Last weekend, pictures of Pope Francis dressed in a long, white puffer jacket began circulating the internet. In awe of the Pope’s sudden sense of fashion, I began sending the photo to my friends and family without giving much thought to its legitimacy. Given that it’s now spring and probably not cold enough in Rome to require a full-body puffer jacket, I probably should’ve examined the photo more closely. Unbeknownst to me, the photo of the Pope decked out in a Balenciaga jacket outside of the Vatican was not real. Just like countless other internet users, I fell subject to the trickery of an artificial intelligence-generated image.
Source: CBS News
Pablo Xavier, a 31-year-old utility worker and Chicago native, had been high on mushrooms when he designed the iconic Pope photo on the AI software Midjourney. Though created a little less than a year ago with a self-funded staff of 11 employees, Midjourney has sent ripples across the internet and AI community. The software has become increasingly popular with those working within science-fiction literature or artwork and generates images based on text prompts, similar to OpenAI’s DALL-E. Midjourney’s popularity could be attributed to the fact that it is much more user-friendly than other AI software and can quickly generate realistic images on a mass scale with little more than a simple text prompt from users. In addition to the photo of the Pope, the AI software is also responsible for many other fake images that went viral, such as the images of former U.S. president Donald Trump being arrested that circulated the internet in early March and faux paparazzi photos of Elon Musk holding hands with Alexandria Ocasio-Cortez.

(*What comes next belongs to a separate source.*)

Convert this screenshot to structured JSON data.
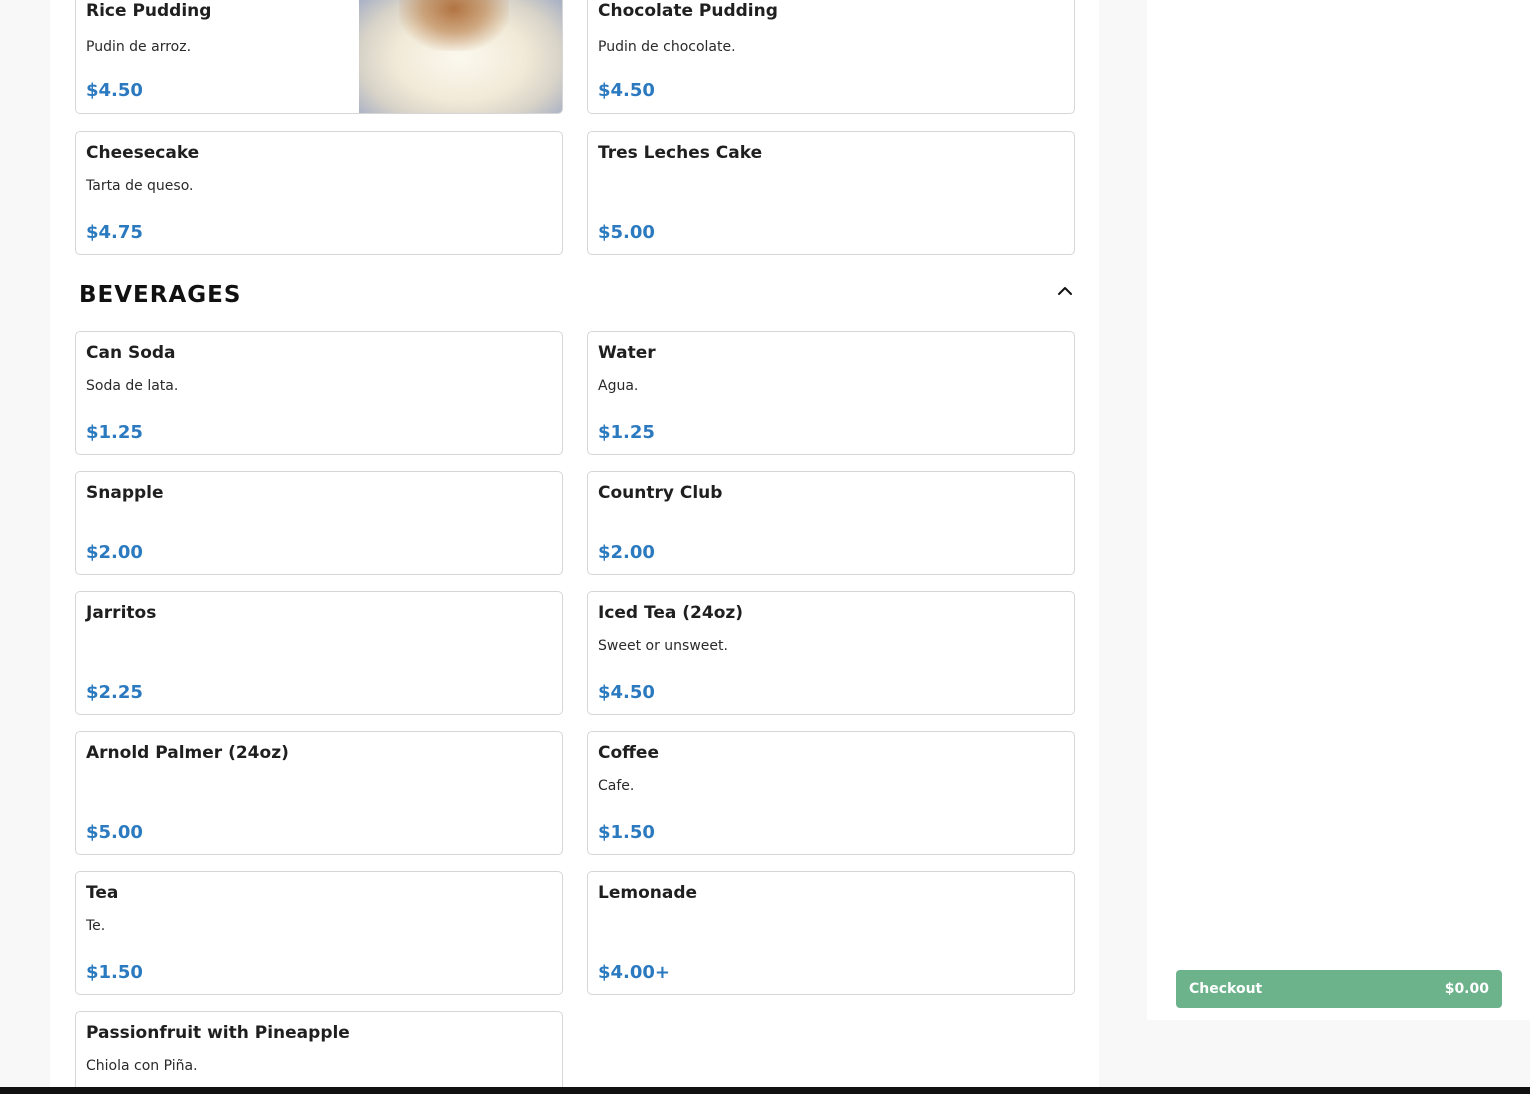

Source: BBC News
Though the relatively harmless images fooled many people and generated much controversy, do Americans have real reasons to be concerned about falling for AI trickery?
The ability to manipulate photos and create fake images isn’t necessarily new in American culture. For several years now, Americans have fallen for deepfakes, produced from an earlier version of AI, that were used to create convincing image, audio, and video hoaxes. However, many deepfakes had obvious signs of illegitimacy, such as unusual skin tones, non-blinking eyes, blurred ears, stains, strange lighting, and oddly-positioned shadows.
Today’s more advanced AI software programs, such as Midjourney and OpenAI’s DALL-E, have far fewer giveaways. Many AI experts have noted that Midjourney has issues rendering human hands accurately, often adding additional fingers or none. However, with photos like the puffer-jacket Pope where his hands aren’t necessarily the focus of the image, the common giveaways that the image is illegitimate are harder to spot.
This recent slew of fake AI photos, in addition to ChatGPT’s release last fall, has brought up many concerns about the ethics of generative AI models. Last week, Tesla CEO Elon Musk, Apple co-founder Steve Wozniak, and former presidential candidate Andrew Yang joined hundreds of people calling for a six-month pause on AI experiments in an open letter, citing that these programs pose “profound risks to society and humanity.” The group posted the letter on the website of the Future of Life Institute, a nonprofit dedicated to developing technology in a way that benefits human life. According to the letter, the proposed pause should be used so developers can make AI more accurate, safe, interpretable, transparent, robust, aligned, trustworthy, and loyal while collaborating with lawmakers to create AI governance systems.
Last Tuesday, Midjourney CEO, David Holz, released a statement on Discord that the company has decided to stop offering the software for free. Now, this technology will cost a $10 a month subscription for users. According to him, though, the sudden change had little to do with the recent controversial Midjourney-generated images, and more to do with the fact that the software’s available computing power simply couldn’t handle so many people overloading the system and abusing the service by creating multiple accounts to get more free images.
While many people use these emerging AI software programs to earnestly create art and express themselves, the spread of AI-generated media also threatens to further taint information channels in the digital age. Bad actors could eventually attempt to generate illegitimate AI content in bulk—or conversely, suggest that legitimate content is AI-generated—to confuse internet users and provoke certain behaviors. There are also concerns that AI-generated images could be used for harassment, or to further drive divided internet users apart.
Many AI software companies and industry groups are beginning to roll out content improvements that will help users better discern when a piece of content is generated by AI. For instance, the Partnership on AI, along with partners like OpenAI, TikTok, Adobe, Bumble and the BBC, has offered recommendations for different categories of stakeholders with regard to their roles in developing, creating, and distributing synthetic media. Additionally, platforms including Meta’s Facebook and Instagram, Twitter, and YouTube have policies restricting or prohibiting the sharing of manipulated media that could mislead users. Other improvements, like requiring watermarks on AI-generated images so users can discern their legitimacy, are also underway.
However, AI software and social media companies may have to jump many hurdles to help improve the transparency of their content. Blanket rules for generative AI tools may be hard to implement because of freedom of speech protections and other factors. It is indeed a slippery slope for AI software and social media companies to take it upon themselves to decide whether a particular speech is worthy of protection or not. With synthetic images becoming increasingly difficult to recognize as legitimate or illegitimate, it is vital that there is better public awareness and education in order to combat misinformation.